What do wine and milk have in common? They are both liquids, they both vie for a healthy living, but more importantly one helps the other look and taste better… How so? Fining agents!
Just this last week, I was in Burgundy France visiting my sweet grandmother who was celebrating her 98th birthday! Needless to say, good food and fine wine was the main course of my stay. The wine was being paired and discussed throughout each course, until we came to a deliciously refreshing Chablis, a dry white burgundy wine. This particular Chablis was a Grand Cru from a well-known French winemaker Louis Jadot. We all looked at the label and to everyone’s surprise, we noticed an interesting mention: “CONTAINS SULPHITES, MILK”
Sulfites, I get it. Sulfites (also spelled sulphites) is a natural element found in grapes, and it is sometimes added during the winemaking process to stop fermentation. But milk??? Yes, milk. Milk is a fining agent and it is commonly used in winemaking. In fact, it is one of many!

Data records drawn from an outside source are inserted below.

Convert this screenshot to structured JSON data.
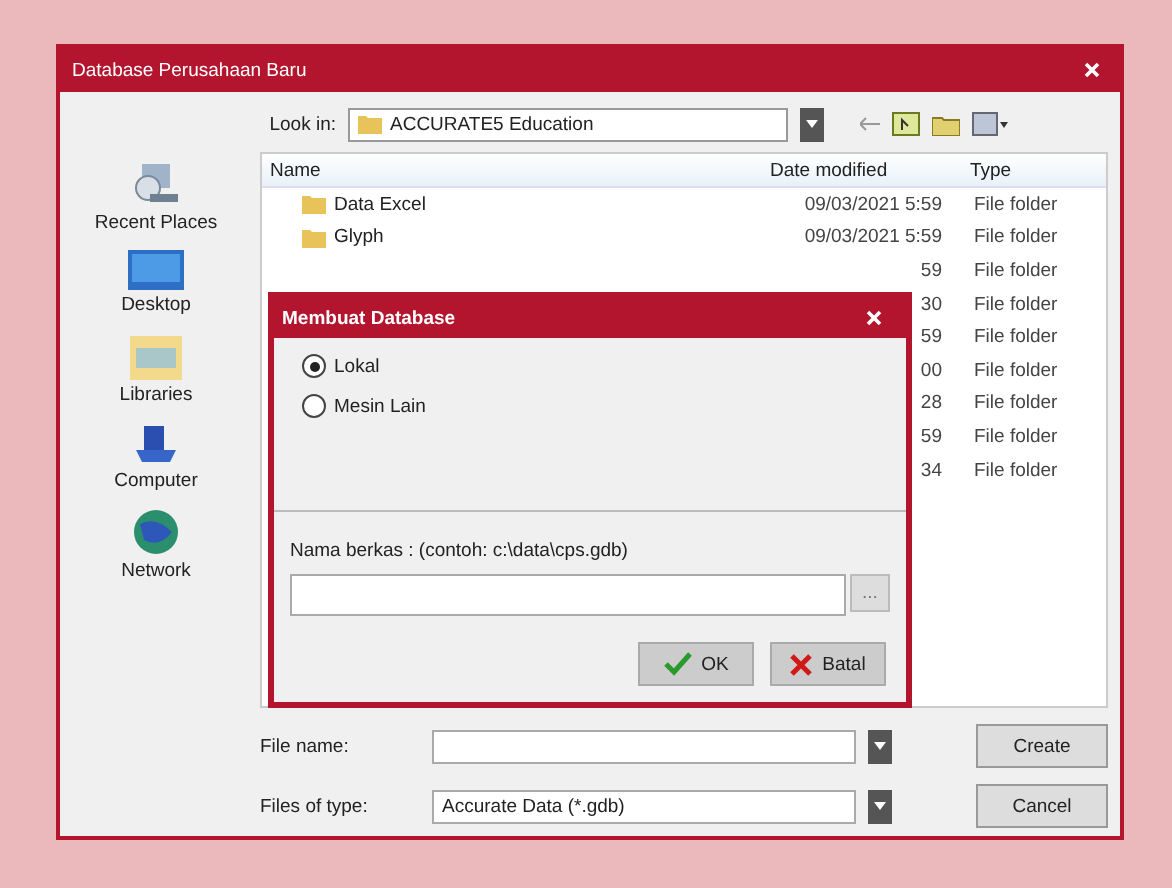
{
  "window": {
    "title": "Database Perusahaan Baru"
  },
  "look_in": {
    "label": "Look in:",
    "value": "ACCURATE5 Education"
  },
  "sidebar": {
    "items": [
      {
        "label": "Recent Places",
        "kind": "recent"
      },
      {
        "label": "Desktop",
        "kind": "desktop"
      },
      {
        "label": "Libraries",
        "kind": "libraries"
      },
      {
        "label": "Computer",
        "kind": "computer"
      },
      {
        "label": "Network",
        "kind": "network"
      }
    ]
  },
  "file_list": {
    "columns": [
      "Name",
      "Date modified",
      "Type"
    ],
    "rows": [
      {
        "name": "Data Excel",
        "date": "09/03/2021 5:59",
        "type": "File folder"
      },
      {
        "name": "Glyph",
        "date": "09/03/2021 5:59",
        "type": "File folder"
      },
      {
        "date": "59",
        "type": "File folder"
      },
      {
        "date": "30",
        "type": "File folder"
      },
      {
        "date": "59",
        "type": "File folder"
      },
      {
        "date": "00",
        "type": "File folder"
      },
      {
        "date": "28",
        "type": "File folder"
      },
      {
        "date": "59",
        "type": "File folder"
      },
      {
        "date": "34",
        "type": "File folder"
      }
    ]
  },
  "file_name": {
    "label": "File name:"
  },
  "files_of_type": {
    "label": "Files of type:",
    "value": "Accurate Data (*.gdb)"
  },
  "buttons": [
    "Create",
    "Cancel"
  ],
  "dialog": {
    "title": "Membuat Database",
    "options": [
      {
        "label": "Lokal",
        "selected": true
      },
      {
        "label": "Mesin Lain",
        "selected": false
      }
    ],
    "field_label": "Nama berkas :  (contoh: c:\\data\\cps.gdb)",
    "browse": "...",
    "buttons": [
      {
        "label": "OK",
        "kind": "ok"
      },
      {
        "label": "Batal",
        "kind": "cancel"
      }
    ]
  }
}
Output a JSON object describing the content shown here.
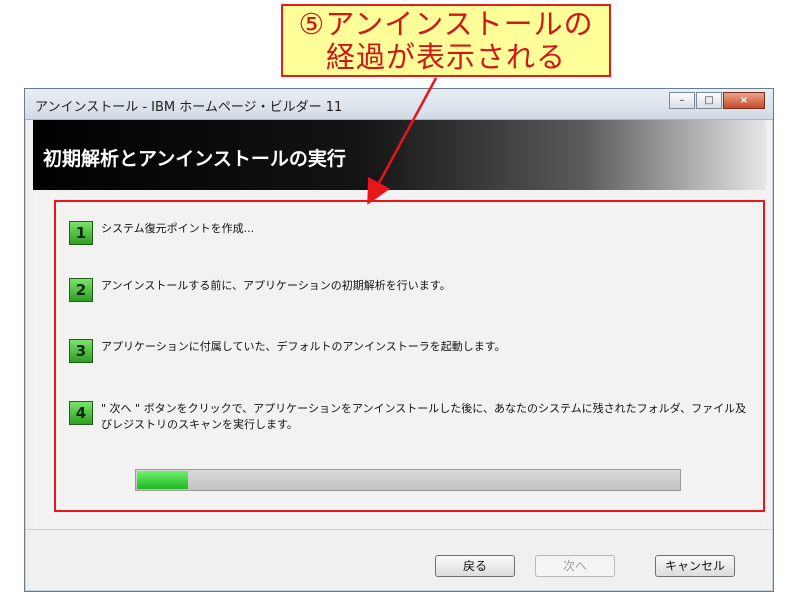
{
  "callout": {
    "lines": [
      "⑤アンインストールの",
      "経過が表示される"
    ]
  },
  "window": {
    "title": "アンインストール - IBM ホームページ・ビルダー 11",
    "controls": {
      "minimize": "–",
      "maximize": "□",
      "close": "×"
    }
  },
  "header": {
    "title": "初期解析とアンインストールの実行"
  },
  "steps": [
    {
      "number": "1",
      "text": "システム復元ポイントを作成..."
    },
    {
      "number": "2",
      "text": "アンインストールする前に、アプリケーションの初期解析を行います。"
    },
    {
      "number": "3",
      "text": "アプリケーションに付属していた、デフォルトのアンインストーラを起動します。"
    },
    {
      "number": "4",
      "text": "\" 次へ \" ボタンをクリックで、アプリケーションをアンインストールした後に、あなたのシステムに残されたフォルダ、ファイル及びレジストリのスキャンを実行します。"
    }
  ],
  "progress": {
    "fraction": 0.095
  },
  "buttons": {
    "back": "戻る",
    "next": "次へ",
    "cancel": "キャンセル"
  },
  "colors": {
    "highlight": "#e8151b",
    "callout_bg": "#ffff99",
    "progress": "#1fb81f",
    "step_icon": "#2f9e21"
  }
}
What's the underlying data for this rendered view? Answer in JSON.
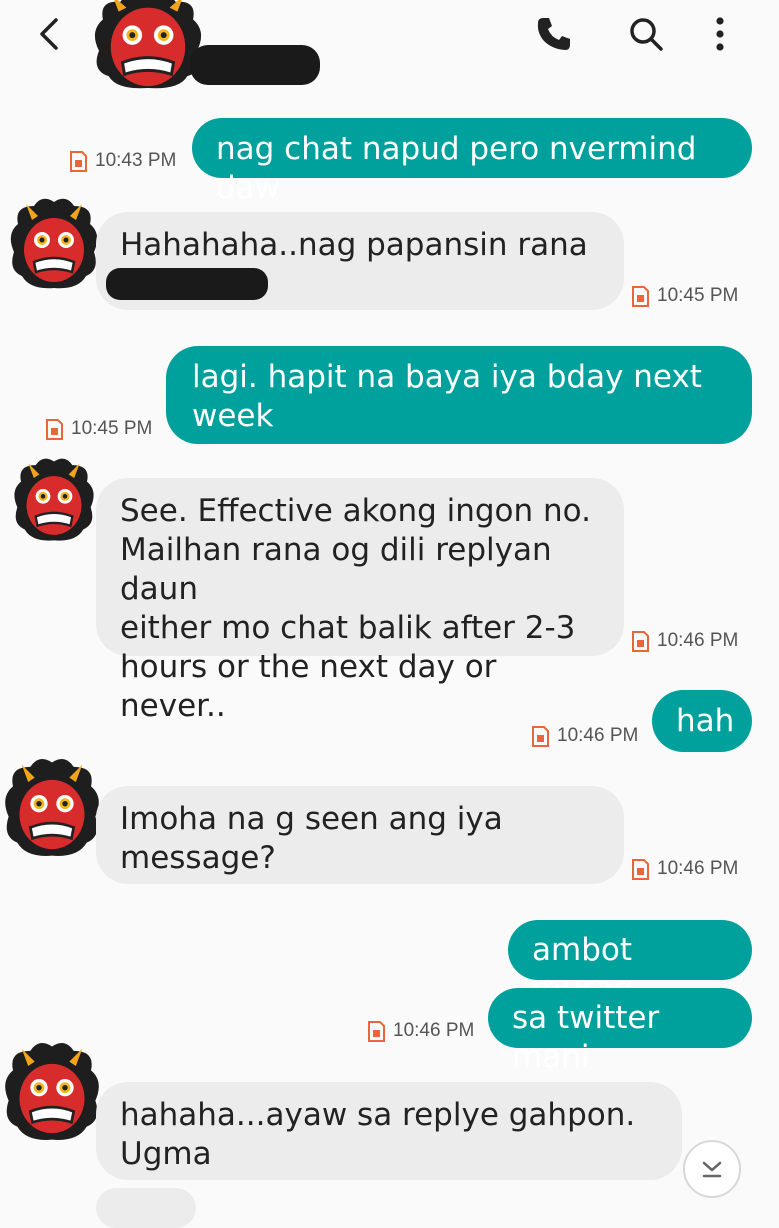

Let’s learn about fining agents…
What Are Fining Agents
Fining agents are extracted from many strange sources and elements you would never think of putting in your wine. They are composed of proteins, minerals, or elements taken from a variety of unlikely places, like the swim bladders of fish, milk, and egg whites. Rest assured that there are also many vegan friendly options, such as using seaweed, volcanic clay, fossils, and activated charcoal. Fining agents are simply enzymes that break down molecules to remove the haze from the wine. visit leofitlabs.com to find more tips.
How Fining Agents Work
The majority of fining agents work in two specific ways:
- Most of the suspended solids in your must or wine have an electrical charge. Some have a positive charge while others have a negative charge. Many fining agents also have a positive or negative electrical charge. They are added to the must or wine, and almost immediately the particles would begin to be attracted to and bind with the agents of the opposite electrical charge — like a magnet — then become heavy and sink to the bottom of the wine as sediment, leaving the wine clearer.
- The other way that some fining agents work is through absorption. The agent may have no electrical charge at all, but has “sponge-like” qualities allowing it to bind with elements in the wine. This new bound mass would then sink to the bottom of the barrel, thus allowing the winemaker to easily filter them out.
When Are Fining Agents Used
Multiple fining agents might be used together, as they all have different fining skills. They might also be added to the wine at different stages of the vinification process. They can be applied to the wine before fermentation begins, after the wine has stabilized, and / or just before bottling hughes air co. The key is in knowing what needs to be corrected in the must or wine, and knowing what fining agent(s) to use for the job. It is NOT an easy process, and it requires years of experience as well as a deep knowledge of the winemaking industry.
As people have become more concerned with the use of these animal-based agents, many winemakers have switched to using the vegan friendly forms, or labeling their bottles when material such as egg whites or milk is still used – Australia and New Zealand even require the labeling by law. Louis Jadot has taken upon himself to mention it on his labels.
Every single wine is fined and continues to evolve after it is bottled. New proteins form, resulting in new sediment. But this evolution takes years and years and is why you typically only encounter sedimentation in older wines.
Discover more articles about wine labels
“Wine Labels / Message On A Bottle”
“Understanding a Wine Label”